* ARM said voting not appropriate given stake sale plan
* Deal with CIC cuts Bumi’s debt by about 30 percent
* CIC gets 18 percent in Bumi Resources
By Fathiyah Dahrul and Eveline Danubrata
JAKARTA, Jan 10 (Reuters) - Shareholders of Indonesia’s Bumi Resources, Asia’s biggest thermal coal exporter, approved a crucial $1.3 billion debt-for-equity swap deal with China’s sovereign wealth fund, CIC, even without the presence of its largest owner.
Only one-third of shareholders were required to approve the deal after the Indonesian company delayed a previous vote from Dec. 20.
“I hope the deal will be final before Chinese New Year, this month,” Andrew Beckham, a director at Bumi Resources, said.
A collapse of the Chinese deal would have been disastrous for Bumi Resources, which has suffered downgrades from ratings agencies and faces a heavy debt burden even as coal prices remain soft.
Asia Resource Minerals (ARM), which owns 29 percent of Bumi Resources, said late on Thursday it would not attend the shareholder meeting on Friday.
ARM, formerly known as Bumi Plc, said in a previous statement that its participation in the vote would not be appropriate, since its stake in Bumi Resources should soon be transferred to the Bakrie Group as part of a complex separation of ARM from the influential Bakrie family that co-founded it in 2010.
Under the deal, the Bakrie family is to sell its stake in ARM to outgoing chairman Samin Tan and buy back ARM’s stake in PT Bumi Resources as part of a plan to revive the London-listed company after it was battered by boardroom rows and weak coal prices.
“I think from an Asia Resource Minerals’ point of view, it was a wise move not to take part to the vote, as it could have been seen as conflicted because of the separation,” a source close to ARM said.
“The deal with CIC dilutes all other equity holders but also takes debt off the balance sheet, which is beneficial.

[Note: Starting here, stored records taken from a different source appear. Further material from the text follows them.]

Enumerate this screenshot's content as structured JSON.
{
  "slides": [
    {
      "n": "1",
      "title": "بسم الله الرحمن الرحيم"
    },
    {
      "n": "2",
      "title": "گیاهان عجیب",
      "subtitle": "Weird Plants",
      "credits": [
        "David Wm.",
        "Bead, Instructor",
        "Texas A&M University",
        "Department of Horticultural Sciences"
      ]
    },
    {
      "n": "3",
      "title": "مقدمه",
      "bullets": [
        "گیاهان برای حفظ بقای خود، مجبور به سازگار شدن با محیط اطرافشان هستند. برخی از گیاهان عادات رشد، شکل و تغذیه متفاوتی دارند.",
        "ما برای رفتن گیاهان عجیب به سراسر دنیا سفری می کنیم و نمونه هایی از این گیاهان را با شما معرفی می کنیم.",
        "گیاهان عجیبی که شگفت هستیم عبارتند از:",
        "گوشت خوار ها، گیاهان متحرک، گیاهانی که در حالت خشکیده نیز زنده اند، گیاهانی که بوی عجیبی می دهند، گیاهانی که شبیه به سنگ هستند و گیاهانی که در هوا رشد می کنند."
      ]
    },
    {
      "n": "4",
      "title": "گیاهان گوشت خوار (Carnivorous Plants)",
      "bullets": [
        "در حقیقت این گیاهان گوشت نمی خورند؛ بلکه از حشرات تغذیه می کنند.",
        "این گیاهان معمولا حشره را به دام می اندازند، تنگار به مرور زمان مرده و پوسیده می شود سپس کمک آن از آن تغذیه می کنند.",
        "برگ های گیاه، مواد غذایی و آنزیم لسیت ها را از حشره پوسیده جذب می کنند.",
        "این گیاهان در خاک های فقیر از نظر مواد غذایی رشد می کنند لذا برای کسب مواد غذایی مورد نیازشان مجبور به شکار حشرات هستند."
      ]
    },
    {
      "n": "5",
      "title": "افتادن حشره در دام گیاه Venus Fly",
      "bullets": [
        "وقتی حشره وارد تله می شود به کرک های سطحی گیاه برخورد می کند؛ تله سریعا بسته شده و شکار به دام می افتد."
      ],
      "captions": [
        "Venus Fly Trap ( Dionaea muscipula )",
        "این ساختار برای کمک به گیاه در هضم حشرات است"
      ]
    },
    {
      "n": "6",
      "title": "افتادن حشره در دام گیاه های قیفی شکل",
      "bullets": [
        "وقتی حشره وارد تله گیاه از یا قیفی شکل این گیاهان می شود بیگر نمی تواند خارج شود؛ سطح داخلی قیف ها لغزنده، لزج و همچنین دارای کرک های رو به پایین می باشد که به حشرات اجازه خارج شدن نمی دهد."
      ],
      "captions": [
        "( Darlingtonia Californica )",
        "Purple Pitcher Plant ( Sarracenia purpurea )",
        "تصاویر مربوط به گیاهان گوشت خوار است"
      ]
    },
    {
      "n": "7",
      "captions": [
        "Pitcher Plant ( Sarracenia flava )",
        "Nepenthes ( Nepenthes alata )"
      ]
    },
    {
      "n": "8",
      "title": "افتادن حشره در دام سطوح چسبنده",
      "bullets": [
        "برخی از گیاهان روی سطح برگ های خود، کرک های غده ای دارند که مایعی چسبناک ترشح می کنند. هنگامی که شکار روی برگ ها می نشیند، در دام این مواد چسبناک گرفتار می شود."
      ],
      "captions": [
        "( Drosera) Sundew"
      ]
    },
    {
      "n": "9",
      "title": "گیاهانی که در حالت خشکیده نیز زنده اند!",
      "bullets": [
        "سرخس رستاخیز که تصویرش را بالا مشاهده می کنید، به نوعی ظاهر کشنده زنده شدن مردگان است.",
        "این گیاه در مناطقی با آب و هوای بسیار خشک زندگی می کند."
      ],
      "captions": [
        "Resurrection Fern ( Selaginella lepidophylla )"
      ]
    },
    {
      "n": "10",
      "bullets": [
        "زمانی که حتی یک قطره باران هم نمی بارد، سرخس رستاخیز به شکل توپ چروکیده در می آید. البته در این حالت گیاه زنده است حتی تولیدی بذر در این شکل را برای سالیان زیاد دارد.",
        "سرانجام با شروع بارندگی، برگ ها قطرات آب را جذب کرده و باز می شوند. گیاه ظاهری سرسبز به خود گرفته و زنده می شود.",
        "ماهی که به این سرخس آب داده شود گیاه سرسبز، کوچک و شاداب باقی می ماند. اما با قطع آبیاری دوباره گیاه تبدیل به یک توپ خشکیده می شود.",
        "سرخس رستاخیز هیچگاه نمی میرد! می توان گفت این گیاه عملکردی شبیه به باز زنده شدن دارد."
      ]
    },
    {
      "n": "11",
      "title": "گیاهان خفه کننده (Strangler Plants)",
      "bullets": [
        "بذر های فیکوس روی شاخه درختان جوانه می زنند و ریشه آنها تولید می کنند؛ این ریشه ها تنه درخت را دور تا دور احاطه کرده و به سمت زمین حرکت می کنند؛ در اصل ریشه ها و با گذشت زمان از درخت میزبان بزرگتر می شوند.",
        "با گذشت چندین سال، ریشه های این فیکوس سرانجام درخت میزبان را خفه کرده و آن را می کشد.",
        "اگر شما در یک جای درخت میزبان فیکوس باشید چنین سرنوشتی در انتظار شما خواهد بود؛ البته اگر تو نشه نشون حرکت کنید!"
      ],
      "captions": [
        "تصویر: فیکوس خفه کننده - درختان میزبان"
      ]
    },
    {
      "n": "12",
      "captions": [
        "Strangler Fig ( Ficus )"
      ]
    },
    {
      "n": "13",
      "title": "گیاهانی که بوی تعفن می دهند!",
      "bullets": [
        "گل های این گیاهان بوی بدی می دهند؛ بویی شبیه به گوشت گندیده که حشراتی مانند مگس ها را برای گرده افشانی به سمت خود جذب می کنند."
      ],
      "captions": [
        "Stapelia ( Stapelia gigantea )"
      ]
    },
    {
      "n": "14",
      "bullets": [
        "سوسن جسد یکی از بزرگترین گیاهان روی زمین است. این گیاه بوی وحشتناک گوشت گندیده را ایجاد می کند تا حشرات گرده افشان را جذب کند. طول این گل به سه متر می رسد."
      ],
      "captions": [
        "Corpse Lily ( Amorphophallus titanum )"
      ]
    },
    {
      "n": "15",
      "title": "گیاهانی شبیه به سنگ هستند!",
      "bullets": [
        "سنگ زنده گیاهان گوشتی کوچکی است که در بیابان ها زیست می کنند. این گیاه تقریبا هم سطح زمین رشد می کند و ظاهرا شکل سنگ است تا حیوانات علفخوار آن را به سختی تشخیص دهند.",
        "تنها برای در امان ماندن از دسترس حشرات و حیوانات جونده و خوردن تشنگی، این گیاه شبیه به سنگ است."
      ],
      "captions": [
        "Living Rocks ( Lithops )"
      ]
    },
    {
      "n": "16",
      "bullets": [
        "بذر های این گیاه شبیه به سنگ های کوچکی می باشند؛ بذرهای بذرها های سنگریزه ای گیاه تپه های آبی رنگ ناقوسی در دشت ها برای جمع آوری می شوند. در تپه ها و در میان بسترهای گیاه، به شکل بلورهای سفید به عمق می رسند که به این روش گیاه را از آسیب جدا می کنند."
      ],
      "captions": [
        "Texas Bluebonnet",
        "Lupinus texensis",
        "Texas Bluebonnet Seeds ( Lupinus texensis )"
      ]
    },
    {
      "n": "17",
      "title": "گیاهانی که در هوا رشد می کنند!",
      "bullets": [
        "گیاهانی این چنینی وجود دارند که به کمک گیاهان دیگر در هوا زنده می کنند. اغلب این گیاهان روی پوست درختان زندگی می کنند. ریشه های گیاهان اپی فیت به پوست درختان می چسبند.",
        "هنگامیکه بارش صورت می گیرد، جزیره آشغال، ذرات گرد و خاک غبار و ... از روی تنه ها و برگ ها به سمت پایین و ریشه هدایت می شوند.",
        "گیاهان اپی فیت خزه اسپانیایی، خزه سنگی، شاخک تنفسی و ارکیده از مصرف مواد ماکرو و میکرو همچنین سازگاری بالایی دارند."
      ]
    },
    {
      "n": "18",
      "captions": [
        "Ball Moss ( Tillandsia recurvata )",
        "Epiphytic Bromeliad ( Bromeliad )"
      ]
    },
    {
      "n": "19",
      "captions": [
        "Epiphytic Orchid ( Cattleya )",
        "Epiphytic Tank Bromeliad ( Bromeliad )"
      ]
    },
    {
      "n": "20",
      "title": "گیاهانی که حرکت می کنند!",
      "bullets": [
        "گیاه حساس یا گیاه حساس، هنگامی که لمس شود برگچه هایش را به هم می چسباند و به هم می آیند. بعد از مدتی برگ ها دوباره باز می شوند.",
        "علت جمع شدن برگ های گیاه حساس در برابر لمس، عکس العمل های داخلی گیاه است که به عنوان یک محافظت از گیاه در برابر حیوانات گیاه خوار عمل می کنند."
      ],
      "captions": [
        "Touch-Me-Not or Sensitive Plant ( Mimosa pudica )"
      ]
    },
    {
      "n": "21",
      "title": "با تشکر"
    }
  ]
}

So if you do the math, it’s actually good for the shareholders.”
Under the proposed deal, CIC will convert the $1.3 billion owed to it by Bumi Resources into stakes of 19 percent in PT Kaltim Prima Coal, 42 percent in Bumi Resources Minerals and around 18 percent in Bumi Resources.
The transaction would cut Bumi Resources’ total debt by 30 percent to $3.4 billion from a September 2013 level of $4.9 billion, according to a company presentation in December.
Bumi called the deal the “complete solution to most expensive debt in the company’s capital structure” and said it would also lead to a “material reduction” in annual interest costs and an improvement in free cash flow.
“If it goes through, it’s good for everybody. If it doesn’t go through, it’s bad for everybody,” S&P analyst Vishal Kulkarni said before the vote.
He said the deal was vital to cutting Bumi Resources’ debt service costs and that if it had not gone through or even been delayed by three months, Bumi Resources would have had to line up another source of funding or find a way to sell some assets.
Bumi Resources bonds were trading close to 70 cents on the dollar, with those maturing in 2016 yielding 28.9 percent and those in 2017 24.1 percent. Both have rallied from a low last August of 53 cents.